------ Records shown

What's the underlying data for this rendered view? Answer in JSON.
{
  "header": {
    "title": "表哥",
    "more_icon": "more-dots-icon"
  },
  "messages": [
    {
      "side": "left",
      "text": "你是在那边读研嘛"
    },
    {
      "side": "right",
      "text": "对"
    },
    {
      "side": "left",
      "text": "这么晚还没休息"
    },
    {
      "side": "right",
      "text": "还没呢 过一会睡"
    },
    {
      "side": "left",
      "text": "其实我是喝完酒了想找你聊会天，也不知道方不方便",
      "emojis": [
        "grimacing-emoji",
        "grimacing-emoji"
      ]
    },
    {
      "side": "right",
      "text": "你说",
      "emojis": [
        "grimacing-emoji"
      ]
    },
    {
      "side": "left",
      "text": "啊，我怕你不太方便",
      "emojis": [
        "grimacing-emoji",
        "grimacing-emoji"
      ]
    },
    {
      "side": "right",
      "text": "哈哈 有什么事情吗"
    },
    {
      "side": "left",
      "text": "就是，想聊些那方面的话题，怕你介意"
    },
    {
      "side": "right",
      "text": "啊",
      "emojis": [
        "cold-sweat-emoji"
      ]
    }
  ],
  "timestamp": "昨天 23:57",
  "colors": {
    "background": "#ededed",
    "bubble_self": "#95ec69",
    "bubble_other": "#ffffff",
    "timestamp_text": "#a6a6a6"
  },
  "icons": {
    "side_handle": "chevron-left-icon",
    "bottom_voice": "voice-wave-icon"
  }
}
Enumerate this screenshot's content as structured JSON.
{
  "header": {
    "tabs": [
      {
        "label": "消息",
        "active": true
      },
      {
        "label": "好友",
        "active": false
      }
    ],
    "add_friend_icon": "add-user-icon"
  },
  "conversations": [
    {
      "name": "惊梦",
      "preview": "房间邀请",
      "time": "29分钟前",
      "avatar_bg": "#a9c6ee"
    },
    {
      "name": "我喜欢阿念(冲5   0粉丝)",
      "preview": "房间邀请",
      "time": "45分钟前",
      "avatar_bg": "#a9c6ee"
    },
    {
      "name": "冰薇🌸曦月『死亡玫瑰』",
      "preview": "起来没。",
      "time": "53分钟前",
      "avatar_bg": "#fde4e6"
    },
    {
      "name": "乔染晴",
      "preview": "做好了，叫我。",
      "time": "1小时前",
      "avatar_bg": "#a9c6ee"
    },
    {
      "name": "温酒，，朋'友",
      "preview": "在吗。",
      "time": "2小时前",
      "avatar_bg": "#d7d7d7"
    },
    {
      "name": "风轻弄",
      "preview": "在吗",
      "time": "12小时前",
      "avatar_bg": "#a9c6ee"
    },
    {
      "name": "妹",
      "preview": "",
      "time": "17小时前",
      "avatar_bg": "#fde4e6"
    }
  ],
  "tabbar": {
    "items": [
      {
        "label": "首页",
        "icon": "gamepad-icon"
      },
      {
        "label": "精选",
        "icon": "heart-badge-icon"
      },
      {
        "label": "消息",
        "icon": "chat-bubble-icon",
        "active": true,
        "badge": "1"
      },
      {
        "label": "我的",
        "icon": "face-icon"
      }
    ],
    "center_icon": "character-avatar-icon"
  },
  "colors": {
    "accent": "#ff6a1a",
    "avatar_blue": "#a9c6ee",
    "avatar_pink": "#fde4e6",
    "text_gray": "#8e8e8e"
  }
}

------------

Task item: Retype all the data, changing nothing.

Written solution:
What's the underlying data for this rendered view? Answer in JSON.
{
  "header": {
    "title": "表哥",
    "more_icon": "more-dots-icon"
  },
  "messages": [
    {
      "side": "left",
      "text": "你是在那边读研嘛"
    },
    {
      "side": "right",
      "text": "对"
    },
    {
      "side": "left",
      "text": "这么晚还没休息"
    },
    {
      "side": "right",
      "text": "还没呢 过一会睡"
    },
    {
      "side": "left",
      "text": "其实我是喝完酒了想找你聊会天，也不知道方不方便",
      "emojis": [
        "grimacing-emoji",
        "grimacing-emoji"
      ]
    },
    {
      "side": "right",
      "text": "你说",
      "emojis": [
        "grimacing-emoji"
      ]
    },
    {
      "side": "left",
      "text": "啊，我怕你不太方便",
      "emojis": [
        "grimacing-emoji",
        "grimacing-emoji"
      ]
    },
    {
      "side": "right",
      "text": "哈哈 有什么事情吗"
    },
    {
      "side": "left",
      "text": "就是，想聊些那方面的话题，怕你介意"
    },
    {
      "side": "right",
      "text": "啊",
      "emojis": [
        "cold-sweat-emoji"
      ]
    }
  ],
  "timestamp": "昨天 23:57",
  "colors": {
    "background": "#ededed",
    "bubble_self": "#95ec69",
    "bubble_other": "#ffffff",
    "timestamp_text": "#a6a6a6"
  },
  "icons": {
    "side_handle": "chevron-left-icon",
    "bottom_voice": "voice-wave-icon"
  }
}
Enumerate this screenshot's content as structured JSON.
{
  "header": {
    "tabs": [
      {
        "label": "消息",
        "active": true
      },
      {
        "label": "好友",
        "active": false
      }
    ],
    "add_friend_icon": "add-user-icon"
  },
  "conversations": [
    {
      "name": "惊梦",
      "preview": "房间邀请",
      "time": "29分钟前",
      "avatar_bg": "#a9c6ee"
    },
    {
      "name": "我喜欢阿念(冲5   0粉丝)",
      "preview": "房间邀请",
      "time": "45分钟前",
      "avatar_bg": "#a9c6ee"
    },
    {
      "name": "冰薇🌸曦月『死亡玫瑰』",
      "preview": "起来没。",
      "time": "53分钟前",
      "avatar_bg": "#fde4e6"
    },
    {
      "name": "乔染晴",
      "preview": "做好了，叫我。",
      "time": "1小时前",
      "avatar_bg": "#a9c6ee"
    },
    {
      "name": "温酒，，朋'友",
      "preview": "在吗。",
      "time": "2小时前",
      "avatar_bg": "#d7d7d7"
    },
    {
      "name": "风轻弄",
      "preview": "在吗",
      "time": "12小时前",
      "avatar_bg": "#a9c6ee"
    },
    {
      "name": "妹",
      "preview": "",
      "time": "17小时前",
      "avatar_bg": "#fde4e6"
    }
  ],
  "tabbar": {
    "items": [
      {
        "label": "首页",
        "icon": "gamepad-icon"
      },
      {
        "label": "精选",
        "icon": "heart-badge-icon"
      },
      {
        "label": "消息",
        "icon": "chat-bubble-icon",
        "active": true,
        "badge": "1"
      },
      {
        "label": "我的",
        "icon": "face-icon"
      }
    ],
    "center_icon": "character-avatar-icon"
  },
  "colors": {
    "accent": "#ff6a1a",
    "avatar_blue": "#a9c6ee",
    "avatar_pink": "#fde4e6",
    "text_gray": "#8e8e8e"
  }
}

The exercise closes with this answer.